Please choose payment method:






(PDF emailed within 0-6 h: $19.90)

Accession: 046973283

Download citation: RISBibTeXText

PMID: 11813993

DOI: 10.1089/152308601317203521


Related references

Estimation of the chilling requirements for breaking dormancy in buds of black currant (Ribes nigrum) and red and white currants (Ribes sp.). Annales de l' Amelioration des Plantes 27(4): 435-450, 1977

Phenolic compounds in the berries of some species of Ribes. Nauchno Tekhnicheskii Byulleten' Vsesoyuznogo Ordena Lenina i Ordena Druzhby Narodov Nauchno Issledovatel' skogo Instituta Rastenievodstva Imeni N I Vavilova (180): 63-67, 1988

Phenolic profile, antioxidant and antiproliferative activity of black and red currants (Ribes spp.) from organic and conventional cultivation. International Journal of Food Science and Technology 48(4): 715-726, 2013

The phenolic contents of fruit. VI. The phenolic contents of currants, gooseberries and blueberries. Changes in the phenolic acids and catechins during growth and ripening of black currants. Zeitschrift fur Lebensmittel Untersuchung und Forschung 159(1): 31-37, 1975

Chilling requirements of buds in black currant (Ribes nigrum L.) and certain other currants (Ribes spp.). Annales de l' Amelioration des Plantes 23(1): 27-44, 1973

Structural annotation and elucidation of conjugated phenolic compounds in black, green, and white tea extracts. Journal of Agricultural and Food Chemistry 60(36): 8841-8850, 2012
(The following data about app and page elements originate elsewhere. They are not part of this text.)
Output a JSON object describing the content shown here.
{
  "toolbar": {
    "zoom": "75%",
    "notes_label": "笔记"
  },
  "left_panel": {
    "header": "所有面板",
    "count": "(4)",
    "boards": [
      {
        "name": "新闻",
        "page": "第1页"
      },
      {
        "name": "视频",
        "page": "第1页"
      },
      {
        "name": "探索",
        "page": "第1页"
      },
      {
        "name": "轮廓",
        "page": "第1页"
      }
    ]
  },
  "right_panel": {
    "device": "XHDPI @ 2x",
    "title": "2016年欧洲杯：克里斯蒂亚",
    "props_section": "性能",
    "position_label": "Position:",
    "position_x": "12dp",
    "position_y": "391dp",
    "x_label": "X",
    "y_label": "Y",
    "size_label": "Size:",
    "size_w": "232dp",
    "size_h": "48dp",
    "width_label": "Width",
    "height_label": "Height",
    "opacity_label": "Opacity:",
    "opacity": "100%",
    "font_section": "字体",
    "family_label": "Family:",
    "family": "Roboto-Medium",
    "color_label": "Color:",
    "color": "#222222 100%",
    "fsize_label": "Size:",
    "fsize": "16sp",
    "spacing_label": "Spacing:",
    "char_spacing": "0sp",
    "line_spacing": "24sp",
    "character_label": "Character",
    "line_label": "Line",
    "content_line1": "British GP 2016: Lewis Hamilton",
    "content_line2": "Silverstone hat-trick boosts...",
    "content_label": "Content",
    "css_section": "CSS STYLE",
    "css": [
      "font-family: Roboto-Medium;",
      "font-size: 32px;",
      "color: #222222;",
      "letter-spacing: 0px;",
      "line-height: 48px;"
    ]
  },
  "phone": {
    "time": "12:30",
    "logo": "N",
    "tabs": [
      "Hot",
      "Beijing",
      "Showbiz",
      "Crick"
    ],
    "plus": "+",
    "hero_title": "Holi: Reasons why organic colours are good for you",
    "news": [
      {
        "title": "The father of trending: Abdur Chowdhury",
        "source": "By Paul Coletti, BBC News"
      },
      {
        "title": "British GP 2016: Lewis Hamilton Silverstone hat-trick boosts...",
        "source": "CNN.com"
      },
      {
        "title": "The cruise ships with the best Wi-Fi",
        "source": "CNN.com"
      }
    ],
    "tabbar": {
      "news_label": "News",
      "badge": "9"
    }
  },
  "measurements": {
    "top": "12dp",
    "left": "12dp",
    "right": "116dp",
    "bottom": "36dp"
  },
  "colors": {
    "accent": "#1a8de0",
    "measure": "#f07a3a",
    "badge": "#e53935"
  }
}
High-performance liquid chromatography analysis of phenolic compounds in berries with diode array and electrospray ionization mass spectrometric detection Ribes species. Journal of Agricultural & Food Chemistry 51(23): 6736-6744, 2003

High-performance liquid chromatography (HPLC) analysis of phenolic compounds in berries with diode array and electrospray ionization mass spectrometric (MS) detection: ribes species. Journal of Agricultural and Food Chemistry 51(23): 6736-6744, 2003

Separation, characterization and quantification of phenolic compounds in blueberries and red and black currants by HPLC-DAD-ESI-MSn. Journal of Agricultural and Food Chemistry 59(8): 4009-4018, 2011

Bioactive compounds and antimicrobial activity of black currant ( Ribes nigrum L.) berries and leaves extract obtained by different soil management system. Scientia Horticulturae 222: 69-75, 2017

Modelling the extraction of phenolic compounds and in vitro antioxidant activity of mixtures of green, white and black teas (Camellia sinensisL. Kuntze). Journal of Food Science and Technology 52(11): 6966-6977, 2015

Identification of flavonoid and phenolic antioxidants in black currants, blueberries, raspberries, red currants, and cranberries. Journal of Agricultural and Food Chemistry 58(7): 3901-3909, 2010

An optimized method for analysis of phenolic compounds in buds, leaves, and fruits of black currant ( Ribes nigrum L.). Journal of Agricultural and Food Chemistry 60(42): 10501-10510, 2012

Flavonol glycosides and other phenolic compounds in buds and leaves of different varieties of black currant (Ribes nigrum L.) and changes during growing season. Food Chemistry 160: 180-189, 2014

Major phenolic compounds in black currant (Ribes nigrum L.) buds: Variation due to genotype, ontogenetic stage and location. Lebensmittel-Wissenschaft Und-Technologie / Food Science and Technology 63(2): 1274-1280, 2015